    Video Qatar Denies World Cup Corruption

    The head of Qatar’s organizing committee for the 2022 World Cup insists his country's bid to host the soccer tournament was completely clean, despite the corruption scandals that have rocked the sport’s governing body, FIFA. Hassan Al-Thawadi also said new laws would offer protection to migrants working on World Cup construction projects. VOA's Henry Ridgwell reports.
    Video

    Video Infrastructure Funding Puts Cambodia on Front Line of International Politics

    When leaders of the world’s seven most developed economies meet in Japan next week, demands for infrastructure investment world wide will be high on the agenda. Japanese Prime Minister Shinzo Abe’s push for “quality infrastructure investment” throughout Asia has been widely viewed as a counter to the rise of Chinese investment flooding into region.
    Video

    Video Democrats Fear Party Unity a Casualty in Clinton-Sanders Battle

    Democratic presidential front-runner Hillary Clinton claimed a narrow victory in Tuesday's Kentucky primary even as rival Bernie Sanders won in Oregon. Tensions between the two campaigns are rising, prompting fears that the party will have a difficult time unifying to face the presumptive Republican nominee, Donald Trump. VOA national correspondent Jim Malone has more from Washington.
    Video

    Video Portrait of a Transgender Marriage: Husband and Wife Navigate New Roles

    As controversy continues in North Carolina over the use of public bathrooms by transgender individuals, personal struggles with gender identity that were once secret are now coming to light. VOA’s Tina Trinh explored the ramifications for one couple as part of trans.formation, a series of stories on transgender issues.
    Video

    Video Amerikan Hero Flips Stereotype of Middle Eastern Character

    An Iranian American comedian is hoping to connect with American audiences through a film that inverts some of Hollywood's stereotypes about Middle Eastern characters.

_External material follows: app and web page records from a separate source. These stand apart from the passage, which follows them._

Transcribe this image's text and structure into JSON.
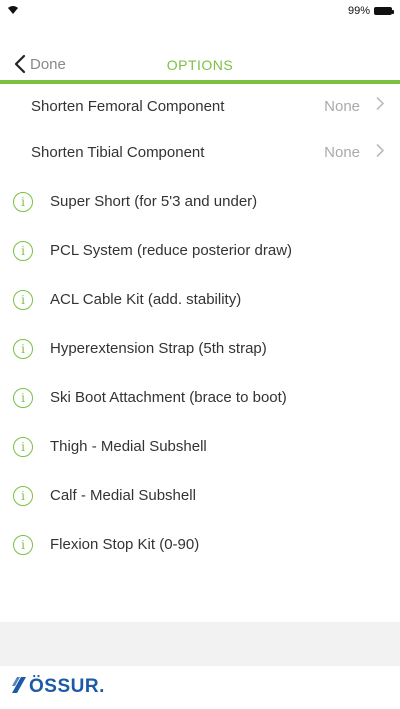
{
  "status_bar": {
    "battery_text": "99%"
  },
  "nav": {
    "back_label": "Done",
    "title": "OPTIONS"
  },
  "rows_disclosure": [
    {
      "label": "Shorten Femoral Component",
      "value": "None"
    },
    {
      "label": "Shorten Tibial Component",
      "value": "None"
    }
  ],
  "rows_info": [
    {
      "label": "Super Short (for 5'3 and under)"
    },
    {
      "label": "PCL System (reduce posterior draw)"
    },
    {
      "label": "ACL Cable Kit (add. stability)"
    },
    {
      "label": "Hyperextension Strap (5th strap)"
    },
    {
      "label": "Ski Boot Attachment (brace to boot)"
    },
    {
      "label": "Thigh - Medial Subshell"
    },
    {
      "label": "Calf - Medial Subshell"
    },
    {
      "label": "Flexion Stop Kit (0-90)"
    }
  ],
  "info_icon_glyph": "i",
  "footer": {
    "logo_text": "ÖSSUR."
  },
  "colors": {
    "accent": "#7ac143",
    "brand_blue": "#1b5aa6",
    "value_gray": "#aaaaaa"
  },
  "icons": [
    "wifi-icon",
    "battery-icon",
    "chevron-left-icon",
    "chevron-right-icon",
    "info-icon",
    "ossur-logo-icon"
  ]
}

Sama Dizayee reports.
    Video

    Video Budding Young Inventors Tackle City's Problems with 3-D Printing

    Every city has problems, and local officials and politicians are often frustrated by their inability to solve them. But surprising solutions can come from unexpected places. Students in Baltimore. Maryland, took up the challenge to solve problems they identified in their city, and came up with projects and products to make a difference. VOA's June Soh has more on a digital fabrication competition primarily focused on 3-D design and printing. Carol Pearson narrates.

    Special Report

    Adrift The Invisible African Diaspora